Nearby is also Central Tokyo, the most important train station in the city, and perhaps also in the country. The best thing about the Tokyo Imperial Palace is that it is free. Personally, the visit bored me a bit, but it is something very subjective.
Don’t forget to get travel insurance if you travel to Japan. We tell you How to find the best travel insurance to travel to Japan, and for being our reader, you can take advantage of a 5% discount by clicking here.
If you want to know what the hours are to be able to enter for free and not queue, you can see what we write about our visit, Tokyo Imperial Palace, also called Kokyo.
This is one of the most geeky places to see in Tokyo. Next to Yoyogi Park, it is where we will find the anime world. People in costumes who hang out, the so-called cosplayers on Takeshita Dori Street.
It also has a pedestrian area where you can find curious cafes. A walk to see the atmosphere, better on weekends, which is when you will find the most crowded of people dressed up as anime.
Harajuku, anime and cosplay at Takeshita Dori.
Map of the places to see in Tokyo
Tours from Tokyo
If after visiting Tokyo, you still have enough days to learn more about the surroundings of this megalopolis, we will tell you which are the best day trips from Tokyo, which you can do to enjoy the country of the Rising Sun even more.
Take a look at the article we have written, The 7 best excursions from Tokyo.
Accommodation in Tokyo
When we travel to Japan we stay in two totally different accommodations. Since the trip was divided into two parts, the first using the Japan Rail Pass and the second visiting Tokyo.

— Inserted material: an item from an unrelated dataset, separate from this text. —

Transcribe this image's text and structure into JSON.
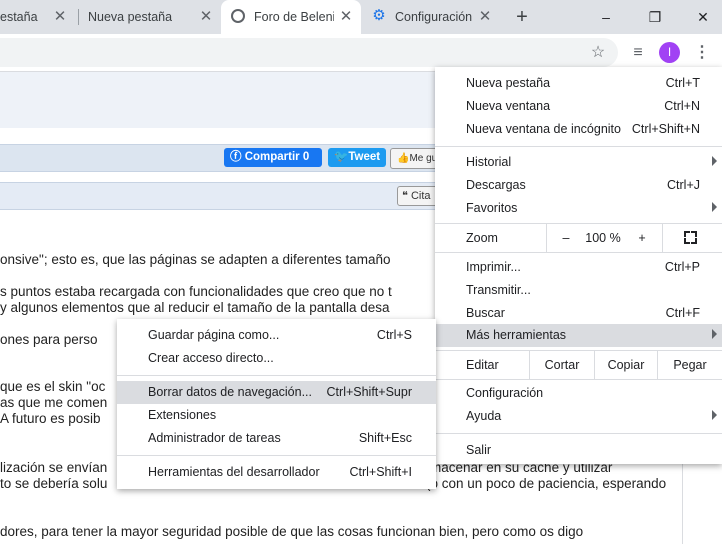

The week we spent in Tokyo we stayed in an apartment that we searched for on AirBnb. The experience was great. It was a small apartment, the usual size for Tokyo, in a 13-story building with views of the entire city, at night, Shibuya could be distinguished as the most illuminated area by far.
This apartment was located ten minutes walk from the train stop Ikejiri-oshasi, Tokyu Den-en-toshi railway line. Highly recommended place.
If you don’t have an Airbnb user, and you register through Passport To Travel, you can get 30 euros of travel credit with Airbnb.
However, the first night we stayed at a hotel in the area of Kodemmacho, gray line Hibiya, just one stop from Akihabara. The hotel was quite good, I also recommend it, but without a doubt, I personally liked the experience of living in a typical Tokyo apartment the most. The hotel we stayed in is Hotel Horidome Villa.
Japan travel insurance
Don’t forget to purchase travel insurance before going to Japan. Traveling does not exempt you from having an accident, and healthcare is really expensive in Japan.
We tell you how to choose the best travel insurance in Japan that best suits your trip.
If you take out travel insurance by clicking on the banner you will get a 5% discount in your insurance for being a reader of Passport to Travel.